Children love to experiment with colors and textures. They love to make things themselves and love giving gifts.
This writer was born to craft. As a very young child, construction paper, a roll of scotch tape, a pair of blunt point scissors, and a small box of Crayola crayons yielded jeweled crowns, flowers, and paper dolls.
Art class in elementary school brought new ideas. Play dough, colored tissue paper, macaroni, paint – even ordinary crayons were opportunities to examine and experiment with light, color, texture, depth, and layering. Attempts to recreate projects at home – often with a substitution of materials – brought their own interesting variations.
Sunday School, Brownies and Girl Scouts, day camp, and craft kits provided more opportunities for creativity and construction. Church and community fairs, particularly around the autumn and winter holidays, provided a wealth of inspiration for new craft projects to give as gifts. Craft stores and catalogues provided inspiration, as well.
Children grow up and become Moms and Grandmothers, and time is usually too precious to spend it on complicated, time-consuming crafts projects. But, sharing a love of crafts with grandchildren is one of the many benefits of being a grandparent. Not only do children benefit by spending time with their grandparents, but they also love making things with their own two hands.
With thought and effort and a great deal of patience, adults can adapt craft projects for children of almost any age. Craft stores often have clearance bins, and some stores have sales every week. Salvaged materials (paper towel tubes and wire coat hangers, for example), things found in nature (pine cones, acorns, and milkweed pods, to name a few), and re-purposed items (such as small jars, colorful bottle caps) can be used for many craft projects that also provide an opportunity for learning and experimentation.
Very young children especially love colors and textures and working with their hands.
Anna P. was just two years old when she created her own Christmas cards. Tracing a large cookie cutter onto a re-purposed green file folder gave Anna two large trees, one for Great Grampa and one for Great Gramma.
With her tiny but surprisingly nimble fingers, Anna intently peeled glittery stickers from their backing and stuck them carefully to her Christmas tree. Then she gleefully squeezed Elmer’s Glue (by herself, with only a little help from her grandmother) onto pom poms, blew on the glue to make it more tacky, then pressed the gluey orbs onto her tree using her personal guidance system.
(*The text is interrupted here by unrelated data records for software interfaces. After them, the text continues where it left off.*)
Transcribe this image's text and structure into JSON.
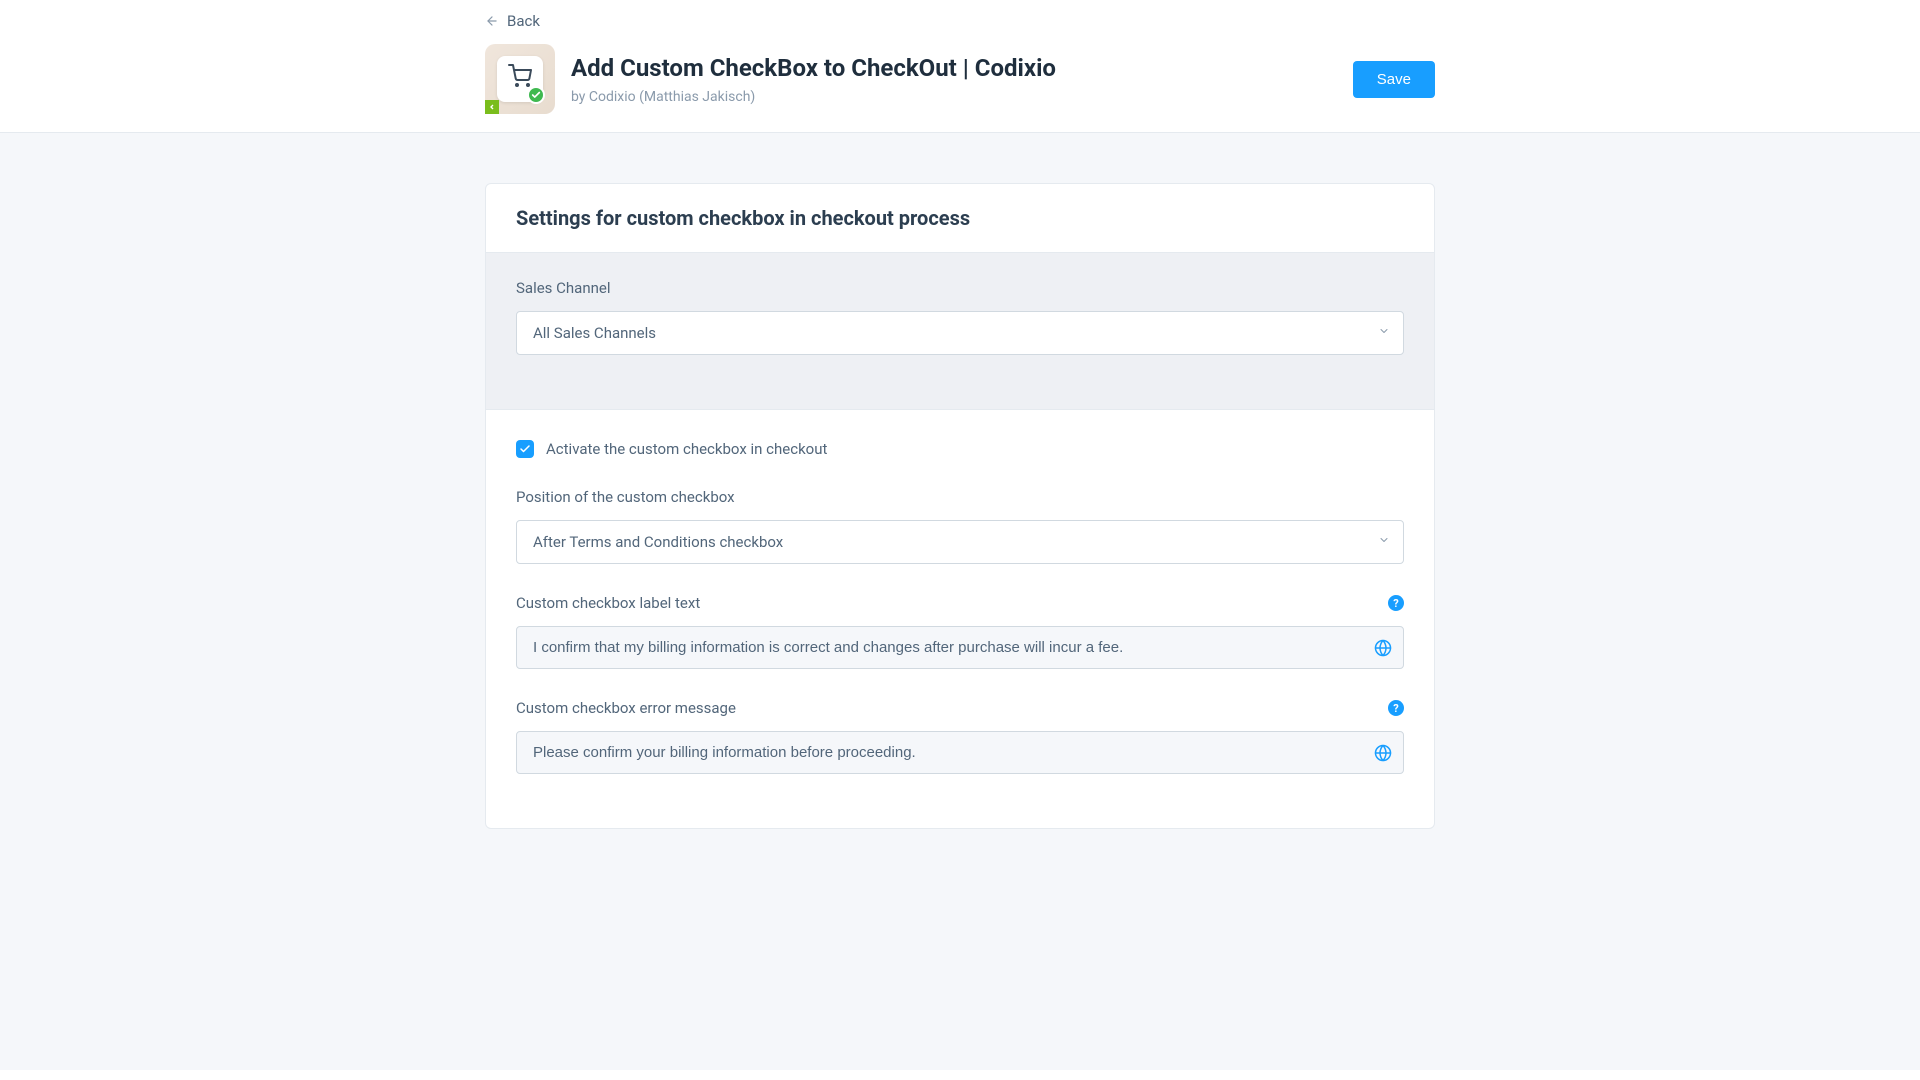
{
  "header": {
    "back_label": "Back",
    "title": "Add Custom CheckBox to CheckOut | Codixio",
    "byline": "by Codixio (Matthias Jakisch)",
    "save_label": "Save"
  },
  "card": {
    "title": "Settings for custom checkbox in checkout process"
  },
  "sales_channel": {
    "label": "Sales Channel",
    "value": "All Sales Channels"
  },
  "activate": {
    "checked": true,
    "label": "Activate the custom checkbox in checkout"
  },
  "position": {
    "label": "Position of the custom checkbox",
    "value": "After Terms and Conditions checkbox"
  },
  "label_text": {
    "label": "Custom checkbox label text",
    "value": "I confirm that my billing information is correct and changes after purchase will incur a fee."
  },
  "error_message": {
    "label": "Custom checkbox error message",
    "value": "Please confirm your billing information before proceeding."
  },
  "help_glyph": "?"
}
Once the pom poms were gone, and being merrily unrestrained by an adult’s thinking that stars go on top of a Christmas tree, Anna peeled the adhesive backing from foam stars (salvaged from another craft kit) and wantonly scattered them on the tree around her stickers and pom poms.
In the end, both Christmas trees were prominently displayed, with Anna proudly pointing them out to everyone with whom she came into contact and declaring, “I made that!”
Anna’s younger sister Natalie, fifteen months younger, has also expressed an interest in crafts, albeit she still tries to taste test most things.
Try to see things from a child’s point of view as you gather materials: colorful Styrofoam trays; fat, round pine cones; pretty stones and shells; ribbons; buttons and beads; colorful bottle caps; acrylic paints; bits of yarn, plastic canvas, fabric scraps, and squares of felt; mint tins; small glass jars and pretty bottles; googly eyes; stickers; and anything else that catches your fancy.
Supplies should include glue; Tacky and Elmer’s Glue and glue sticks work well on many projects, but while hot glue guns work well on some projects, care should be taken around younger children – even low temperature glue guns can burn. Pinking sheers and scissors that make fancy cuts are good to have, as are regular scissors and paper punches. Scotch, painters, and masking tapes come in handy at various times. A ruler, paper clips, straight pins, fabric pencils, and rubber bands are also handy items to have on hand.
Clearance bins in craft stores such as A.C. Moore (http://www.acmoore.com) and Joann Fabrics (http://www.joann.com) often have stickers, beads, ribbons, acrylic paints, and fabric markers at deep discounts.
We will have the opportunity to meet crafters and artists, visit fairs and museums, and explore some local shops as we seek inspiration for kid-friendly craft projects throughout the year. Your suggestions are always welcome.